different mechanical techniques in conjunction with computer numerical
controlling software to remove excess material and create complex two
dimensional and three dimensional shapes.
As with traditional cutting services, CNC machines may utilize knife, laser, water jet, plasma or flame methods depending upon the advantages and disadvantages they offer in specific applications. Machine shops and mass production facilities in a broad range of industrial and commercial settings including aerospace, avionics, automotive, agriculture, food and chemical processing, pharmaceutical, military and defense utilize this particular type of machining in daily operations. An acronym for computer numerical control, CNC machining offers quick, precise and accurate cutting with little interference from the workforce, which all but eliminates human error. The depth and location of each cut is the result of encoded computer instructions fed into the machine. Cutters are capable of operating on up to six different axes of motion for increased access and opportunity to perform operations along the entirety of the object or material. CNC cutting can be performed alone or in conjunction with various other tooling processes depending on the machine or cell configuration. While some machines can perform up to 400 individual operations, others contain more limited tooling apparatus. It is important to consider the broader operations available at a specific CNC machine shop as well as material, dimensional and maximum volume and speed capabilities.

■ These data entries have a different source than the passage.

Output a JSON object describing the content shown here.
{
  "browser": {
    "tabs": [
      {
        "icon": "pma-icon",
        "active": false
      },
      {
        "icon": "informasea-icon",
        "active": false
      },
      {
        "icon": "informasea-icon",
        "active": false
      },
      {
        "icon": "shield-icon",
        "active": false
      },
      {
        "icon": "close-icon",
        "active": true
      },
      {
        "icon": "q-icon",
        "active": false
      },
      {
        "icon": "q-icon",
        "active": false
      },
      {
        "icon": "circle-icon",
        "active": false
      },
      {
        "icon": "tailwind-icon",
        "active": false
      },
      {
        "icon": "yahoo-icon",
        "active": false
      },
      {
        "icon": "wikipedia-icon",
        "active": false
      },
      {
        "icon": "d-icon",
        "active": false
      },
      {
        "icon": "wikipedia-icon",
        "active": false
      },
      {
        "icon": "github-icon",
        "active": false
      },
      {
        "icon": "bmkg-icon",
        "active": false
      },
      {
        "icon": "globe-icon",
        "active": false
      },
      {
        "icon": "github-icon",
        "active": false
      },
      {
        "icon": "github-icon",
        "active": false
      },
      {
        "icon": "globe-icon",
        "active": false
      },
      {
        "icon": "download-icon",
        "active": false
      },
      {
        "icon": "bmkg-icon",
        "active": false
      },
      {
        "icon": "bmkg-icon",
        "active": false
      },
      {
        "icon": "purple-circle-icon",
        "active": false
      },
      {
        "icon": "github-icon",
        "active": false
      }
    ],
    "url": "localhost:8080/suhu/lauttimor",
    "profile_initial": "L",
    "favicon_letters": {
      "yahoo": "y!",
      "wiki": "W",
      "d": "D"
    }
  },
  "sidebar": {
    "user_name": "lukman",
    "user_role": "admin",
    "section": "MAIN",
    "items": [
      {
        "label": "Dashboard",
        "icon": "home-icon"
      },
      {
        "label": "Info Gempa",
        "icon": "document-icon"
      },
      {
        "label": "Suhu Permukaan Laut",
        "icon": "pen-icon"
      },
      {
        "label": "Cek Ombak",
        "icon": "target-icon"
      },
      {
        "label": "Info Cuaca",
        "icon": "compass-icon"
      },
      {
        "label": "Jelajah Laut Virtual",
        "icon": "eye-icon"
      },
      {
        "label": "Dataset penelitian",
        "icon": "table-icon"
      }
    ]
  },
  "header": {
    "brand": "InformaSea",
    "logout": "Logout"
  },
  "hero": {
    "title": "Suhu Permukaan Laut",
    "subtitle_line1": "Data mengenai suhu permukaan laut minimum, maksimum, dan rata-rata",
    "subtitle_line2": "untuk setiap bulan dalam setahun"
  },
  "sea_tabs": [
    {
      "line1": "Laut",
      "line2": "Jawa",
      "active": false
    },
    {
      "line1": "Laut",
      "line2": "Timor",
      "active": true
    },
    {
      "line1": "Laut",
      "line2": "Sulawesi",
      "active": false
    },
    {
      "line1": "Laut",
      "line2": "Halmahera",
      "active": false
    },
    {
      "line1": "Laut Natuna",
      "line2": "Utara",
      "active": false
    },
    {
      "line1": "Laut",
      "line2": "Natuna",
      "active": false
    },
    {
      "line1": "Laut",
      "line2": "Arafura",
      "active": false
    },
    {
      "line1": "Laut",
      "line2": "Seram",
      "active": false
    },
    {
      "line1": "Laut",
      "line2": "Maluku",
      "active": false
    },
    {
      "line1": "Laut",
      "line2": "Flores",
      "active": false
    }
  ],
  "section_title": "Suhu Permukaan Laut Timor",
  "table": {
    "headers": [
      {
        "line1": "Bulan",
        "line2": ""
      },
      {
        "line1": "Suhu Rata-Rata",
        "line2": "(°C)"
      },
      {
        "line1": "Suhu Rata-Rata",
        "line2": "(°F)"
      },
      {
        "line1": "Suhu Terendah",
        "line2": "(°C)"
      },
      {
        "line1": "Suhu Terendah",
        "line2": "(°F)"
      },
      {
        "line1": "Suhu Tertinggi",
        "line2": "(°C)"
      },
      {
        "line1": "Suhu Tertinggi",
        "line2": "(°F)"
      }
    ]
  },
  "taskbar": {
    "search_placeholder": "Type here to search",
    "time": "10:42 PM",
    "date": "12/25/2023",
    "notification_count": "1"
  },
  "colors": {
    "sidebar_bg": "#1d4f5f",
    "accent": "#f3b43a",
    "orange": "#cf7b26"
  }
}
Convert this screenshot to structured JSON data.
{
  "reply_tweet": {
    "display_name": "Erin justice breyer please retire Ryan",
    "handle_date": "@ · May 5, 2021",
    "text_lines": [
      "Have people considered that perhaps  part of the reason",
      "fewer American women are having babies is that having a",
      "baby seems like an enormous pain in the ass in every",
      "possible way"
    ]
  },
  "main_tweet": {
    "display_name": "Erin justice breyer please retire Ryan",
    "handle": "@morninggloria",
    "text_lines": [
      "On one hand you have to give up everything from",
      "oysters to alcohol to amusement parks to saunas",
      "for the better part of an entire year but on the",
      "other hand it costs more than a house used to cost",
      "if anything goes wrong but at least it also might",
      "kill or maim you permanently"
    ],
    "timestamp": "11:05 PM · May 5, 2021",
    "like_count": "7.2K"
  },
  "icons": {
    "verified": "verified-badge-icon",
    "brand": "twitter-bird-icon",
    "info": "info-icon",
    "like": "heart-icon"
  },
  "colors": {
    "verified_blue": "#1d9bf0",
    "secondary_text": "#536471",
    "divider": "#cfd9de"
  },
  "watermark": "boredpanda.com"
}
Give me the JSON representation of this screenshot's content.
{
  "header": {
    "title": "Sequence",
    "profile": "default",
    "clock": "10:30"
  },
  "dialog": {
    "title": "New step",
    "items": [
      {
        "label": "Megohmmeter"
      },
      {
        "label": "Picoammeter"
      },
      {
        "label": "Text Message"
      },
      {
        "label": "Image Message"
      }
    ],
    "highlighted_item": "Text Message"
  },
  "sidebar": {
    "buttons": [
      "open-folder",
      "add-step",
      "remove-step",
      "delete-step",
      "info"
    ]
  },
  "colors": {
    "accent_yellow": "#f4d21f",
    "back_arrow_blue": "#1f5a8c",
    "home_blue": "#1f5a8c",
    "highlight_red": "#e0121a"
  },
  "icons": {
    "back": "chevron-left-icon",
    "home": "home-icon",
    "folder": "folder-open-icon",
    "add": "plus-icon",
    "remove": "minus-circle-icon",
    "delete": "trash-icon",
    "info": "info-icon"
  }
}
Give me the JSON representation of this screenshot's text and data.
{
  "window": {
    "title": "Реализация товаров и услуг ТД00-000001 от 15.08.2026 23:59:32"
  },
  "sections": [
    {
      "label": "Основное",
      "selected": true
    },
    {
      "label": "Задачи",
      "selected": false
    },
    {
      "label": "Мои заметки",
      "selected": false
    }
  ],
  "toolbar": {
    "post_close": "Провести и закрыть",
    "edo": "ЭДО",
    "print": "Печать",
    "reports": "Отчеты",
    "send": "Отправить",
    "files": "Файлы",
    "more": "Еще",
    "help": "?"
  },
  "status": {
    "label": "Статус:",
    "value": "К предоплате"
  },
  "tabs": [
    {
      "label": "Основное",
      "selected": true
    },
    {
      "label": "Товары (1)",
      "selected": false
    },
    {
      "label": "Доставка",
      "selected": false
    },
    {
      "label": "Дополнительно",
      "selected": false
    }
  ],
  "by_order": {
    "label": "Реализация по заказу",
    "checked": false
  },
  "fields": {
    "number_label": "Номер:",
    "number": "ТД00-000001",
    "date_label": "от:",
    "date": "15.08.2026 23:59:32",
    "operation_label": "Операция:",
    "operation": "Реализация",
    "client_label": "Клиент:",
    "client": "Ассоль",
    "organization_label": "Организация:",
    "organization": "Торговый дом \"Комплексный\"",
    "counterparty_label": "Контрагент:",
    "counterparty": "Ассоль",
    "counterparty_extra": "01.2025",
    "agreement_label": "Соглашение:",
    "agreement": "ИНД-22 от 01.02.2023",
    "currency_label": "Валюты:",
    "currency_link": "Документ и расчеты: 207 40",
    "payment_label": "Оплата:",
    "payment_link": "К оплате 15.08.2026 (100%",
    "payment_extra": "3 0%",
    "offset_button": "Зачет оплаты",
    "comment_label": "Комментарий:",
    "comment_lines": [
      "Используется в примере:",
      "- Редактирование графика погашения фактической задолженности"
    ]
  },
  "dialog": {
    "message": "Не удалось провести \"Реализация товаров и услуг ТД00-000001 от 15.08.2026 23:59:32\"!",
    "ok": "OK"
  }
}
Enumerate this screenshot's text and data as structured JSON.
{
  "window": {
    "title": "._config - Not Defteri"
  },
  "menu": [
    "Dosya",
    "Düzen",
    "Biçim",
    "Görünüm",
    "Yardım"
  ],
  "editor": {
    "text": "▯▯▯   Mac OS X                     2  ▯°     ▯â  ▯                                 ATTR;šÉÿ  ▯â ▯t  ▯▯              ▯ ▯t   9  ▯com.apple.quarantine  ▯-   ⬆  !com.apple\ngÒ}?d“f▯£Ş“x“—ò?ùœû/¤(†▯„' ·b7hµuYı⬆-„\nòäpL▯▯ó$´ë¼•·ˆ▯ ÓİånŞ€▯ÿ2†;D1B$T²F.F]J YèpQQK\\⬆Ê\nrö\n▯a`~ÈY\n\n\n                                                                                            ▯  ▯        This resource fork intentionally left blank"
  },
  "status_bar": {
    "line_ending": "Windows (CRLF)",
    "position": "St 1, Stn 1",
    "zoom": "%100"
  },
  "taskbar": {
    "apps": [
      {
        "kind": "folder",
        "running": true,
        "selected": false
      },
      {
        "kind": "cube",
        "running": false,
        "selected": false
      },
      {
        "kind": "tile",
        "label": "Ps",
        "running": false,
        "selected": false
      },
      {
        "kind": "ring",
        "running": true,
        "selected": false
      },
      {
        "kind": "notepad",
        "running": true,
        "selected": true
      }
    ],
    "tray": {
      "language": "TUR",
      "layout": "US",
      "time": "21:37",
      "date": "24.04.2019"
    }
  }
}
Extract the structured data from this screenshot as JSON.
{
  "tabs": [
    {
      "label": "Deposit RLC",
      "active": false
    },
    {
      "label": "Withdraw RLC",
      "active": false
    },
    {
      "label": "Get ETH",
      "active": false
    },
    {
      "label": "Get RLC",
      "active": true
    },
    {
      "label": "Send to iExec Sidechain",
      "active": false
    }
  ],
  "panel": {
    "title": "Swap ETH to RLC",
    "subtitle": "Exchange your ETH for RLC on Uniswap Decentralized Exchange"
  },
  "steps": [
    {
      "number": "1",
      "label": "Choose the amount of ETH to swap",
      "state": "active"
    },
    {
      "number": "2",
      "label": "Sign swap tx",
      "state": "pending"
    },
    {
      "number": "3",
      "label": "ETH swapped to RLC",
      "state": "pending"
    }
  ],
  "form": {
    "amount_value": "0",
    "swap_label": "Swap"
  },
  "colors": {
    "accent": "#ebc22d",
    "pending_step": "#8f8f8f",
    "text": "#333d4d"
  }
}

Once an accommodating facility is chosen, all CNC work begins with the product design or concept. Highly trained machinists and engineers assist clients in creating a specific schematic. Often computer assisted design (CAD), computer aided manufacturing (CAM) and other software such as photo imaging are used to develop the design, complete with measurements and specifications. These data are then converted into a specific computer language or code that will be read by CNC software. This standardized code directs the actions of the cutting device. Before the automated sequence is activated, however, the raw material or semi-finished product must be loaded into the machine. Either the tooling or the material will be affixed to a rotating spindle with the other component being clamped or vacuumed to a secure surface. In applications where a change of tool is needed, CNC tool changers can be automatically adjusted in as little as two seconds. The final product is a high precision easily reproducible part made in a fraction of the time it would take to manually cut it. The CNC process does not completely eliminate human personnel since the machines require careful supervision and maintenance to ensure continued accuracy. All operations should comply with the regulations set forth by the International Organization for Standardization (ISO), specifically ordinances ISO 9001:2000, ISO 13485:2003, ISO 14001 and ISO/TS 16848:2002 which relate to and define industry specific quality standards.